- Were you a slave to agnosticism? You are free in Christ, don’t turn back.
- Were you a slave to work? You are free in Christ, don’t turn back.
- You are free in Christ, don’t turn back.
- We must understand that we all serve something and we will serve Christ. We must understand that apart from Christ we are a slave to sin and sinful ways. We will not be slaves to anything other than Christ. (verse 8)
- We must not be a slave to a political ideology.
- We must not be a slave to sports.
- We must not be a slave to materialism.
- We must not be a slave to knowledge.
- We must only be a slave to Christ.
- We must stay true to Christ and only serve Him.
Don’t return to past sins:
In 1999, 25-year-old Christopher Miller was arrested after he forced employees into the back room of the Stride Rite shoe store on Hooper Avenue in Toms River, New Jersey. After a 15-year sentence, on Friday, March 21, 2014, Miller was released from South Woods State Prison in New Jersey. The very next day, Miller, now 40 years old, took a bus from Atlantic City to Toms River and went to the same shoe store.
Employees tell police that he entered the store and demanded cash, telling two workers to go to the back room. When the employees refused, Miller became agitated and took the cash register drawer, which had $389. He then took the workers’ cell phones and fled on foot. Police say he was found a few blocks away, with the cash stashed in a gutter and the phones in a garbage can.

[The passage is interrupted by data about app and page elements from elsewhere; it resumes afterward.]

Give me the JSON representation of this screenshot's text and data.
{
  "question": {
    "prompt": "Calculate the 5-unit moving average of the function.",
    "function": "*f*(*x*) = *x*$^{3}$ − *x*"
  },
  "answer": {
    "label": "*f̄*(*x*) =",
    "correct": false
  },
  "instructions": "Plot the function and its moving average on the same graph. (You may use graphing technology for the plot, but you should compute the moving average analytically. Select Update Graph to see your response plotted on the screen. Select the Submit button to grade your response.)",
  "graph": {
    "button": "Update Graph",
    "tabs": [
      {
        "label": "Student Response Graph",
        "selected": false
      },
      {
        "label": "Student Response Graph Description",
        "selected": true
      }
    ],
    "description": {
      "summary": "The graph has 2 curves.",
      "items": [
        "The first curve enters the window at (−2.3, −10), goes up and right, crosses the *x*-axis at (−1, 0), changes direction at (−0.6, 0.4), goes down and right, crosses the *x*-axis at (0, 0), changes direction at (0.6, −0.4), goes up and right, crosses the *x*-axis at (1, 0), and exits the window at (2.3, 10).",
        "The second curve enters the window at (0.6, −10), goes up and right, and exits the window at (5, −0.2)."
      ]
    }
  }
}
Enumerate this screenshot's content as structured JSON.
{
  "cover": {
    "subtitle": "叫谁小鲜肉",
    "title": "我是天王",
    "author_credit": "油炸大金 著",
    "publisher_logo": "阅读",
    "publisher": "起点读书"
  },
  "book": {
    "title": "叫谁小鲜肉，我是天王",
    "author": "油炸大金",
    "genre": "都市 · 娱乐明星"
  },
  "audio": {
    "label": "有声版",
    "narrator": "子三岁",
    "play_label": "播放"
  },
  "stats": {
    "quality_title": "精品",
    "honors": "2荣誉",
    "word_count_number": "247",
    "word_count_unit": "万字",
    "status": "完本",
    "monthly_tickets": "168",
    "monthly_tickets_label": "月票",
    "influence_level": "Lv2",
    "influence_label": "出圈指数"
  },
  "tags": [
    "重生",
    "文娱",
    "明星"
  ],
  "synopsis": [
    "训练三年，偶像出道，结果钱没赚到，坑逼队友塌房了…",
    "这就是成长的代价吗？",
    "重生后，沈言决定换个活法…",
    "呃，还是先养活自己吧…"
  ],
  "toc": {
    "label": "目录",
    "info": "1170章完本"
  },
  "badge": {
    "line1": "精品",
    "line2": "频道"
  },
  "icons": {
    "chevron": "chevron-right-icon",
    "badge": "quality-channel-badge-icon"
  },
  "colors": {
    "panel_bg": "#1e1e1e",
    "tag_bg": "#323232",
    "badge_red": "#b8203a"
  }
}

Toms River Police Chief Mitchell Little speculated, “Maybe [prison life is] the only life he knows, and the only thing he could think of was going back to the same store and doing the same crime again—getting caught and going back where he was taken care of and told what to do and getting meals and shelter and everything else.”
Timothy George, Galatians, vol. 30, The New American Commentary (Nashville: Broadman & Holman Publishers, 1994), 314–315.
Timothy George, Galatians, vol. 30, The New American Commentary (Nashville: Broadman & Holman Publishers, 1994), 317.
Timothy George, Galatians, vol. 30, The New American Commentary (Nashville: Broadman & Holman Publishers, 1994).
Adapted from Brian Thompson, “Man Leaves Prison, Robs Same New Jersey Shoe Store 15 Years Later: Police,” NBC News (3-26-14)